Videos ()
The American Civil War: Paintings on the Battlefront and Home Front


Corporal Israel Spotts, Company G, 200th Pennsylvania Volunteers

Reed Brockway Bontecou (American, 1824–1907)

April–May 1865
Albumen silver print from glass negative
Image: 18.9 x 13.1 cm (7 7/16 x 5 3/16 in.), oval Mount: 29.8 x 24.3 cm (11 3/4 x 9 9/16 in.)
Credit Line:
Gift of Stanley B. Burns, M.D. and The Burns Archive, 1992
Accession Number:
  • Description

    Dr. Bontecou’s patient history for Corporal Spotts explains that nearing the end of his treatment, the wounded soldier deserted from the hospital. Presumably he believed he was healthy enough to head for home after three years of hard service. Spotts died four months later, on September 20, 1865.

  • Signatures, Inscriptions, and Markings

    Inscription: Printed on label affixed to mount, verso: "ISRAEL SPOTTS.
    Gunshot wound of back. Recovery.
    ISRAEL SPOTTS, corp'l, Co. G, 200th Pa. Vols., aged 24, was admitted to Harewood U. S. A. Gen'l Hospital, April 5th, 1865, suffering from gunshot wound of back, dorsal region, ball entered the chest opposite the fourth dorsal vertebrae, between the spine and scapula. Wounded, March 25th, 1865, at the battle of Petersburgh, Va. On admission, the condition of injured parts and constitutional state of patient were good ; did very well for awhile, wound healing kindly, but towards the early part of the month of May the chest became enormously distended with effusion, harassing cough, anxiety of countenance, oppressed breathing and symptoms of empyema. An operation being necessary to relieve the patient paracentesis thoracis was performed by Surg. R. B. Bontecou, U. S. Vols., May 9th, 1865, by freely opening the chest at right posterior and lateral aspect, between eighth and ninth ribs, and about six pints of sanious pus removed, no anaesthetic used ; the patient felt at once relieved, did remarkably well after the operation ; was doing well and in tolerably good condition when he deserted from this hospital, May 28th, 1865. Treatment in this case was simple dressings, anodynes and supporting throughout."

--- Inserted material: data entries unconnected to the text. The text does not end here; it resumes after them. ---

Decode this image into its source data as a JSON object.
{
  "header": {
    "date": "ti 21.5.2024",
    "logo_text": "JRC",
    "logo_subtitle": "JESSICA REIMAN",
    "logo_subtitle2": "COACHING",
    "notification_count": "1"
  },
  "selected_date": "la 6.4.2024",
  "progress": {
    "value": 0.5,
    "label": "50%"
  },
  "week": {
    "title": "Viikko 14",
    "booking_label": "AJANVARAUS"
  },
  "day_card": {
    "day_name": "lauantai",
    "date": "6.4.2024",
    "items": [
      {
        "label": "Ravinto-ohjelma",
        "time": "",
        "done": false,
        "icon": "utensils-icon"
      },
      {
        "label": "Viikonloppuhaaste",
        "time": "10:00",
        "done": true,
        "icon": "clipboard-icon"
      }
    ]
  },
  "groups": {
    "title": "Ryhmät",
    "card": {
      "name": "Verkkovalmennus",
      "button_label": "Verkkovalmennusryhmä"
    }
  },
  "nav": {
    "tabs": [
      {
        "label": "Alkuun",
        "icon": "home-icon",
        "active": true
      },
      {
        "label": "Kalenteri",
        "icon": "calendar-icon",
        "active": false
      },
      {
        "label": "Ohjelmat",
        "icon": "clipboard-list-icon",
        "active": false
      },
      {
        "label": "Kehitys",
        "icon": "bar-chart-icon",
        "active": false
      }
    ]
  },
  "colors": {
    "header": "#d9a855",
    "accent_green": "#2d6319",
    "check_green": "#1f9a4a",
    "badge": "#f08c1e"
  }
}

  • Provenance

    Stanley B. Burns/The Burns Archive